● **DATA RECORDS**:

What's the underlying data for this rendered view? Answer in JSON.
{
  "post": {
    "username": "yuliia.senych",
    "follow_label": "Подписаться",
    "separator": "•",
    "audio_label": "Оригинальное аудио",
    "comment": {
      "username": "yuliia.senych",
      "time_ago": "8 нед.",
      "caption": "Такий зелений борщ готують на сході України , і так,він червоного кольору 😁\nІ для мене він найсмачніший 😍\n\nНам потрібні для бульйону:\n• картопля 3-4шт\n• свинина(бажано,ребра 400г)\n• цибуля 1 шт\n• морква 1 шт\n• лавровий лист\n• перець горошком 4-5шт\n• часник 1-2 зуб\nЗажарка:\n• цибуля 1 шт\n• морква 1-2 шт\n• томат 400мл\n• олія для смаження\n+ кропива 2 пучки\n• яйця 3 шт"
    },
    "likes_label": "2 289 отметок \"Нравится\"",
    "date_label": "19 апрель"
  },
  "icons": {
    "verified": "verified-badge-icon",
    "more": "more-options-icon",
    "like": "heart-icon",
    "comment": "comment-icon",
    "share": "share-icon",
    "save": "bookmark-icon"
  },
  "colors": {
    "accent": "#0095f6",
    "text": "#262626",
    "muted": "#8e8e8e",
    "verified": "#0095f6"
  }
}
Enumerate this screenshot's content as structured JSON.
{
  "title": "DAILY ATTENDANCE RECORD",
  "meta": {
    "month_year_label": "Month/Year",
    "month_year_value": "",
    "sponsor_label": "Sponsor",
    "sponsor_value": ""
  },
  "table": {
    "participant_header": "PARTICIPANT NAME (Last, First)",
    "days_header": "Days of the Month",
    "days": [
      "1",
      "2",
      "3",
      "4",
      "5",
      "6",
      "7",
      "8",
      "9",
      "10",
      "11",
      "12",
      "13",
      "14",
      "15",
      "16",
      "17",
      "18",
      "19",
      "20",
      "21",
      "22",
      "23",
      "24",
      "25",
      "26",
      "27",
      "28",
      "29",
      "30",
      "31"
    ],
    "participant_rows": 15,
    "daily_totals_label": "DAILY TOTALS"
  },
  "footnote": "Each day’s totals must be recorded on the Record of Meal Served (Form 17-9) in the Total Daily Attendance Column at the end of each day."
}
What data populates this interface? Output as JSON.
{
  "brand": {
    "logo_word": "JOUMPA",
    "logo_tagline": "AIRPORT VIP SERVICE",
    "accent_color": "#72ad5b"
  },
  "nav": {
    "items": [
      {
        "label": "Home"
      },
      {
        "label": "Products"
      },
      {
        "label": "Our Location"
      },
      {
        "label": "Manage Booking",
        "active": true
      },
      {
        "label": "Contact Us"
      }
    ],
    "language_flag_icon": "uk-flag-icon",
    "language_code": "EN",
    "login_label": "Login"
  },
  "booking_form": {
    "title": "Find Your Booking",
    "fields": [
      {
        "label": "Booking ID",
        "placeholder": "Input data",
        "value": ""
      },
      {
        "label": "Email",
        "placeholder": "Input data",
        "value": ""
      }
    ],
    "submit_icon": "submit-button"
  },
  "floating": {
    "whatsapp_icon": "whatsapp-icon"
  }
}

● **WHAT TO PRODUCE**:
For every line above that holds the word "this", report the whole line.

● **SOLVED EXERCISE**:
What's the underlying data for this rendered view? Answer in JSON.
Enumerate this screenshot's content as structured JSON.
What data populates this interface? Output as JSON.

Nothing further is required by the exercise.